Shaking things up, Hill lit up the Big 12 consistently with top notch speed. While some may disagree with them being in the top three, it’s an easy placement for myself. If the Cowboys find a bit of help in the backfield, this group could jump up the ladder.
As far as the bottom two are concerned, Kansas has quite a bit to look forward to since netting the No 1 JUCO RB. But, the product on the field has yet to be seen.
Following suit, Tech relies heavy on the ability of the quarterback which takes much of the need of the RB out of the equation. I don’t expect a better number than last year from this squad.
West Virginia is stacked at running back as they return Justin Crawford, who averaged 7.3 yards per carry a year ago, and youngsters Kennedy McCoy and Martell Pettaway.

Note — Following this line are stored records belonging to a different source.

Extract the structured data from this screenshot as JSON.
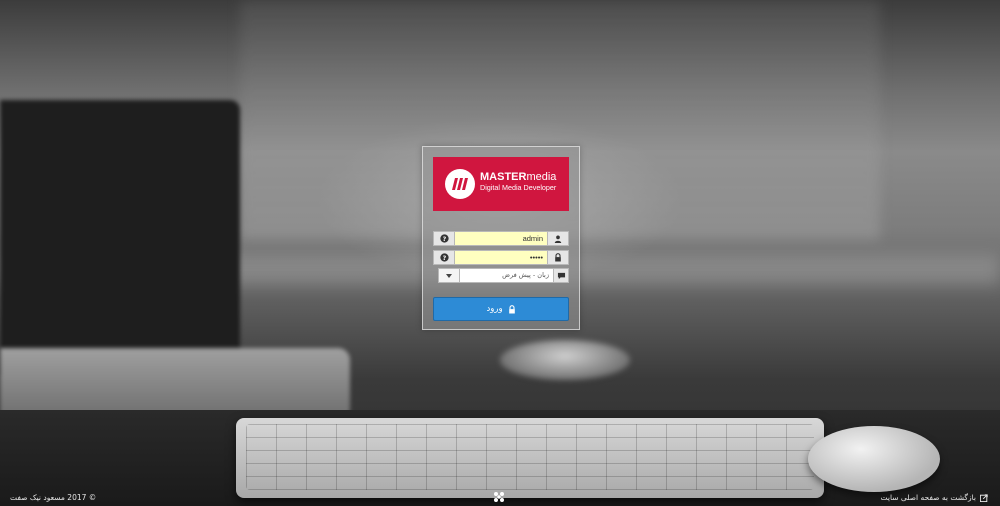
{
  "login": {
    "logo": {
      "brand_bold": "MASTER",
      "brand_light": "media",
      "tagline": "Digital Media Developer",
      "color": "#d0163f"
    },
    "username": {
      "value": "admin",
      "icon": "user-icon",
      "help_icon": "question-circle-icon"
    },
    "password": {
      "value": "•••••",
      "icon": "lock-icon",
      "help_icon": "question-circle-icon"
    },
    "language": {
      "selected": "زبان - پیش فرض",
      "icon": "comment-icon",
      "chevron": "chevron-down-icon"
    },
    "submit": {
      "label": "ورود",
      "icon": "lock-icon",
      "color": "#2d8bd6"
    }
  },
  "footer": {
    "copyright": "© 2017 مسعود نیک صفت",
    "back_link": "بازگشت به صفحه اصلی سایت",
    "back_icon": "external-link-icon",
    "center_icon": "joomla-icon"
  }
}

While splitting carries is rarely an ideal situation, the Mountaineers have talent all around, so they should have little trouble finding success on the ground.
Baylor’s backfield is one of the few bright spots for the Bears. Terence Williams racked up over a thousand yards rushing and eleven touchdowns a year ago and is the returning starter, but sophomore JaMycal Hasty will see his share of playtime. Last year as a freshman, Hasty put up just over 600 yards to go along with three touchdowns. Baylor is thin at the receiver position, and with questions surrounding quarterback Anu Solomon, the Bears will rely heavily on their running game.
TCU’s best kept secret (up until now) has been running back Kyle Hicks. Hicks was sixth in the Big 12 in all-purpose yardage last season as he rushed for over a thousand yards while also tacking on over 400 receiving yards. The Horned Frogs will also look to sophomores Darius Anderson and Sewo Olonilua, along with Shaun Nixon, to pick up carries after Hicks.
Kansas lives at the bottom of the Big 12 in most categories, so it make sense for them to lock in at number 9 as far as their running game goes. Simply put, they have finished at or near the bottom for the last several years when it comes to rushing statistics, and they will likely repeat this season.
Texas Tech falls to the very bottom of the pack in terms of rushing because they really do not even try to run the ball anyway. The Red Raiders are known for their pass happy offense, and that is not likely to change any time soon.
|Heartland’s 2017 BIG 12 Preseason RB Rankings|
|West Virginia||West Virginia||West Virginia||West Virginia|
|Oklahoma State||TCU||TCU||Oklahoma State|
|Kansas State||Oklahoma||Kansas State||Kansas State|
|Iowa State||Iowa State||Iowa State||Iowa State|
|Kansas||Texas Tech||Texas Tech||Texas Tech|